| Problem |
Would you show every line from the records that holds "pozycja"?

++++++++++++++++++++

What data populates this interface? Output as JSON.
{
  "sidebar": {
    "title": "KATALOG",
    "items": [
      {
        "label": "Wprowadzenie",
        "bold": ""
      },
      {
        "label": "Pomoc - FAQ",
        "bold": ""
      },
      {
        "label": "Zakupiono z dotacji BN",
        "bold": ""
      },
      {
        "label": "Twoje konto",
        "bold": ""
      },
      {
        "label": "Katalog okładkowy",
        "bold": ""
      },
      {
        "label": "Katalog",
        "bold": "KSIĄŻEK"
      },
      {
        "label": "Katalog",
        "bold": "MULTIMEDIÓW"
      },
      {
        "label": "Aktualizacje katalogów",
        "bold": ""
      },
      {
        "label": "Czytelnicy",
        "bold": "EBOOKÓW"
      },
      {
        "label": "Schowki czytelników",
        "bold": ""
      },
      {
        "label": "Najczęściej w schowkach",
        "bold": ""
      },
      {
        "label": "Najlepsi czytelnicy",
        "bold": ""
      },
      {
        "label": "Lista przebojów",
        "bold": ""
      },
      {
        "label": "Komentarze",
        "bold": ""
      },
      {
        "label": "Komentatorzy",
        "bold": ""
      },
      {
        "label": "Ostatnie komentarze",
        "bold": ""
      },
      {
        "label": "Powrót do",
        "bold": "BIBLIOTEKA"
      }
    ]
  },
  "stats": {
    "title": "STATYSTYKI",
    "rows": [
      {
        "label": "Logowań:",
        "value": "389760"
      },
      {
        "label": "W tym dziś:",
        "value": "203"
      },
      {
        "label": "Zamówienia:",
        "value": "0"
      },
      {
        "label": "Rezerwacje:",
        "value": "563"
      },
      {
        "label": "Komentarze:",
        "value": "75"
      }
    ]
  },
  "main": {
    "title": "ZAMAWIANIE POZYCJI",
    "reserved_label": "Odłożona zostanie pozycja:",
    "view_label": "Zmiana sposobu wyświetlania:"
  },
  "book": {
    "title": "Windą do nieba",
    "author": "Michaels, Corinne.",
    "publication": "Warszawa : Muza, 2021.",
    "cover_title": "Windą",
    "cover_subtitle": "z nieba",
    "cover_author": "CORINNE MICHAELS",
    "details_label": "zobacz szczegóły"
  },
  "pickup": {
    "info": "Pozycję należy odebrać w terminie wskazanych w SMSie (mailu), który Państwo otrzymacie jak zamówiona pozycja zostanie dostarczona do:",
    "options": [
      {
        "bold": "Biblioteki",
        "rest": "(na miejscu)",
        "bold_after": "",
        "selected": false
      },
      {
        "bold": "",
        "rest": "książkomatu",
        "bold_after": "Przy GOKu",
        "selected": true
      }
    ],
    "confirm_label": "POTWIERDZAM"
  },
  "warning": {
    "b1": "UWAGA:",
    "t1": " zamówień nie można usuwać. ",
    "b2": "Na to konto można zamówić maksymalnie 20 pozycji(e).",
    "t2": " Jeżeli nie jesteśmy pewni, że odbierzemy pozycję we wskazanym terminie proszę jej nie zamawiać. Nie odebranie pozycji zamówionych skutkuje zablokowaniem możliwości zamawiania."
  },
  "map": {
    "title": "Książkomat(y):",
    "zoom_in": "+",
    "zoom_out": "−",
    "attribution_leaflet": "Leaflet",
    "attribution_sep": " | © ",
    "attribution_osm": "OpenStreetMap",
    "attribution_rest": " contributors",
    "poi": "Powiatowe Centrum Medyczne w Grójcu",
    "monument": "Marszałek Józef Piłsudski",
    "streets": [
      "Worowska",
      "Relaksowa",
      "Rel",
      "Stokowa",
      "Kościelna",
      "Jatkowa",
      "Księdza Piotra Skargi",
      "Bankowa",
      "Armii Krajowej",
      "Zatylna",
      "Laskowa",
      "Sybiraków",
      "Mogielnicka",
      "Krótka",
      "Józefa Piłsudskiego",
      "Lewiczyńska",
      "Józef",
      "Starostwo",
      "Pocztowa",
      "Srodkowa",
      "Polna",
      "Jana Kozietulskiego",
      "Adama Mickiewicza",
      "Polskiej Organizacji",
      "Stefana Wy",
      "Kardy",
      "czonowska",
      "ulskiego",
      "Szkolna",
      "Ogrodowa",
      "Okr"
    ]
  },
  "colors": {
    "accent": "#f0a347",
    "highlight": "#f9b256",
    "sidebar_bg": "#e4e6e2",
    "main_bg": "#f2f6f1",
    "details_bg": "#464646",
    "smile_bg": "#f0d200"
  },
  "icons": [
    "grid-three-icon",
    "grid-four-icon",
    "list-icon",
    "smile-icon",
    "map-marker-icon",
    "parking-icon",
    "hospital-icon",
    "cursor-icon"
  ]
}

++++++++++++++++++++

| The answer |
    "reserved_label": "Odłożona zostanie pozycja:",
    "info": "Pozycję należy odebrać w terminie wskazanych w SMSie (mailu), który Państwo otrzymacie jak zamówiona pozycja zostanie dostarczona do:",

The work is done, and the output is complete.